MS: When I tune into the interconnectedness of this body, I also tune into the relationship between my body and the world around me. That way of working internally and then expressing the practice externally is the heart of the Buddha’s teaching and the heart of a socially engaged spiritual practice. We’re not concerned just about our own enlightenment, but with how our lives affect others and how we can serve others. If it’s true that selfish happiness is a dead end, then we come to see that serving others is what opens up our lives. We can then take our inner transformation and help create a social and cultural transformation. When the Buddha said that the self is interconnected he set the stage for a radically engaged social practice—because we’re interconnected, taking care of ourselves means taking care of others. I see Yoga as a practice and as a path of action, which includes stillness and serving the world.
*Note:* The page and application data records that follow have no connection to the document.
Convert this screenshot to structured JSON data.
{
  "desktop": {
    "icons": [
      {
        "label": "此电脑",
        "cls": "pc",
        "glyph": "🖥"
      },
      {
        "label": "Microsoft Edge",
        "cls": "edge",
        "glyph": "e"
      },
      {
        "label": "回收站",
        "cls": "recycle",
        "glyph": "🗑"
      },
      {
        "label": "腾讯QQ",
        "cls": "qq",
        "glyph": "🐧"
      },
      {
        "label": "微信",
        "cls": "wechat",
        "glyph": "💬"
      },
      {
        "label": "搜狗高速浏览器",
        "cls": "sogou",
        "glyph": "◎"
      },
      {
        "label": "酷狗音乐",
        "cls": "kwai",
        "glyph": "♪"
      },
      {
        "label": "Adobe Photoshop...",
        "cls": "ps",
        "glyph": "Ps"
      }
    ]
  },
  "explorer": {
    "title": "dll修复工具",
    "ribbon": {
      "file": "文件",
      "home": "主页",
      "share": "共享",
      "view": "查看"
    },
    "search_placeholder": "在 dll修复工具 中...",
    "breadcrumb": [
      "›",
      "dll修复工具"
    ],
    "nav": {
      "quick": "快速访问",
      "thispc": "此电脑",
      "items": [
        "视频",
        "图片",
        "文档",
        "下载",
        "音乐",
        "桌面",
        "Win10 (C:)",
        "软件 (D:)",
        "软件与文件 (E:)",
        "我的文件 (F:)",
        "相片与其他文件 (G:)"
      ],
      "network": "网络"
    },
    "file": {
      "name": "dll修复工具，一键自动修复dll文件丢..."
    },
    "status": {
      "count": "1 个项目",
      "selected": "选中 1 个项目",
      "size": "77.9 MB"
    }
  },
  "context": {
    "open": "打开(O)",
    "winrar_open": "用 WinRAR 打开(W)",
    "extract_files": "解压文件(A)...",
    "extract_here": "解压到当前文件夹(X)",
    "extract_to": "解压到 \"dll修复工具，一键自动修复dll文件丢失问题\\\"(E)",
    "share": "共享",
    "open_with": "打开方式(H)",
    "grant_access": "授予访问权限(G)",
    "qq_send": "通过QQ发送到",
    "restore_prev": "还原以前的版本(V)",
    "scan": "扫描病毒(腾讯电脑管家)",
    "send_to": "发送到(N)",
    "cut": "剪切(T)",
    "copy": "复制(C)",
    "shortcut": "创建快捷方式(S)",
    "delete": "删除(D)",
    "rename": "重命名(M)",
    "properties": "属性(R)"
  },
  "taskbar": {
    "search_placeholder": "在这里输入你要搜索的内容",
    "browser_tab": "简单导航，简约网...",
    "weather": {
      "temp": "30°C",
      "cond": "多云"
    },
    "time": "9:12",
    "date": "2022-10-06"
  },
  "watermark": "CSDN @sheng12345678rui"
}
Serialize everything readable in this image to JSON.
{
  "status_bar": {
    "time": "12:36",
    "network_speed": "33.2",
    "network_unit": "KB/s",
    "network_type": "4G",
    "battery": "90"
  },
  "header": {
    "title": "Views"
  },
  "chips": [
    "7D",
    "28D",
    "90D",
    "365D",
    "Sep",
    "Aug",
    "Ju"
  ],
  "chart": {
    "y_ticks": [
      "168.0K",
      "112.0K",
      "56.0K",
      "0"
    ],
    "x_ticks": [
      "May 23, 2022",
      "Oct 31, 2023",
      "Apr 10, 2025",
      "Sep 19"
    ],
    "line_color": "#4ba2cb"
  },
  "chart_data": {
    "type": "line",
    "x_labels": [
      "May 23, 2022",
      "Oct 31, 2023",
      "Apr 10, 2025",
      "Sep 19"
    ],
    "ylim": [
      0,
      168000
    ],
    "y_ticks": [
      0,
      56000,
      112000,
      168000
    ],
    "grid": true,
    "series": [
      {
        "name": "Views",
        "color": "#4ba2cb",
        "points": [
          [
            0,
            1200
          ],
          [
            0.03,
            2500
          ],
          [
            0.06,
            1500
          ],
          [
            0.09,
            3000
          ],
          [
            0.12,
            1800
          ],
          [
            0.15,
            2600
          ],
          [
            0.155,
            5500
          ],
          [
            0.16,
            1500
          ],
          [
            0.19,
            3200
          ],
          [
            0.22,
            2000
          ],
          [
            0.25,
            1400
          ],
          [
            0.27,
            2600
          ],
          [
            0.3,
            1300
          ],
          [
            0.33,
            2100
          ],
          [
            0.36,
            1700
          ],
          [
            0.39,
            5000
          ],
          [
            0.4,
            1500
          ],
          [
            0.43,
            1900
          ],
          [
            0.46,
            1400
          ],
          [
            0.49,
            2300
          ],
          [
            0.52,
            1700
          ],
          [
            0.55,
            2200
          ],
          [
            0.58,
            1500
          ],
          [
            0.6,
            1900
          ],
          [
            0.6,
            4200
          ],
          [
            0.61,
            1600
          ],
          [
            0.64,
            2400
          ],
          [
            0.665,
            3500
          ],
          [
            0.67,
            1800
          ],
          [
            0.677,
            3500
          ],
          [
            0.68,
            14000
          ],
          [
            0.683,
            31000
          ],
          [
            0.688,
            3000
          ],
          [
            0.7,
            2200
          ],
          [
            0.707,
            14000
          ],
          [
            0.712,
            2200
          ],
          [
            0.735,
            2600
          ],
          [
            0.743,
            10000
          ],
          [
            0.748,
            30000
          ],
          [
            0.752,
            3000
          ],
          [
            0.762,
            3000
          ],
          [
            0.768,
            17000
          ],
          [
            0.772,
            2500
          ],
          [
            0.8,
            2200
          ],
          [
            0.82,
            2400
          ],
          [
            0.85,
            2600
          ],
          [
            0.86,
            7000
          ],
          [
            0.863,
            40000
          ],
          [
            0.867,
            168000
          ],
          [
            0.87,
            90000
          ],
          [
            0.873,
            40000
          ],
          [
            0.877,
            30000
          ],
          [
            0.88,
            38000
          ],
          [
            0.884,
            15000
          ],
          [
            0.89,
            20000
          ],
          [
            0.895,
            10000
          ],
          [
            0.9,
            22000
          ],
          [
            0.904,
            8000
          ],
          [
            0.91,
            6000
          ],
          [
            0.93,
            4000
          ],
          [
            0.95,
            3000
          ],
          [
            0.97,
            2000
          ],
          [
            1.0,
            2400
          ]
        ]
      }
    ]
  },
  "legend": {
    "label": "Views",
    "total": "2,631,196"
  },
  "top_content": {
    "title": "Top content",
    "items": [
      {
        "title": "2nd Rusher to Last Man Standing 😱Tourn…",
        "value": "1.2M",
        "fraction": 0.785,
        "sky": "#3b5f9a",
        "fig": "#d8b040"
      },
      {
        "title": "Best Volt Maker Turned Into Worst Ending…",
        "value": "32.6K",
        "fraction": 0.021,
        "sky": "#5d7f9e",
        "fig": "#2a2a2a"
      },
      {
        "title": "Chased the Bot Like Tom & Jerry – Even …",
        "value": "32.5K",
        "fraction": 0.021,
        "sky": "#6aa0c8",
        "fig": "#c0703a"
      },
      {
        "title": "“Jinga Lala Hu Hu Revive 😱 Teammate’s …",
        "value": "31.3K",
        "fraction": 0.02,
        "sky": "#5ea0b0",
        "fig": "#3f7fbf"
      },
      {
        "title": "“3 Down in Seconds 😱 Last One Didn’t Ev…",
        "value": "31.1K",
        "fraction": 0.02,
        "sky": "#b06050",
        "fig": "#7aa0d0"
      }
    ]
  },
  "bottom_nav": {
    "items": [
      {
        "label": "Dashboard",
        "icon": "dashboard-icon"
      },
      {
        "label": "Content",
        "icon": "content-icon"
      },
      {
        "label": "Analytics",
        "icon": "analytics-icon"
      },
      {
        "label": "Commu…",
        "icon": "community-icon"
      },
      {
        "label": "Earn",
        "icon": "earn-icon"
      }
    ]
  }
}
About a century after the Buddha died, there were some disagreements in the sangha. The majority of the community began rethinking what the Buddha’s teaching meant, what the practices meant. They began replacing the idea of perfect enlightenment with the Bodhisattva vow. They deemphasized nirvana as perfect peace and instead emphasized the Bodhisattva vow, which literally means you put aside your own enlightenment to serve others. If we are all interconnected truly, then how can I be free when others are suffering? This question has always motivated me because I’m interested in how formal sitting and asana practice lead to deep states of stillness, while at same time seeing that my sitting practice will not solve our ecological and economic difficulties. So the other half of Yoga is putting my insights into work in the world. Are our practices teaching us to care for our parents who are aging and dying? How can our practice of waking up serve our community? The question I’d pose to our Yoga and Buddhist traditions is this: Can we wake up without others? Perhaps we need others and we can wake up together.

Michael Stone (1974–2017) was a psychotherapist, Yoga teacher and deeply beloved and respected Buddhist teacher, based in Toronto where he led Centre of Gravity. His teachings integrate the insights of western psychology, the practices of Yoga and the wisdom of Buddhist meditation and philosophy. He is the author of numerous books including, Awake in the World: Teachings from Yoga and Buddhism for Living an Engaged Life.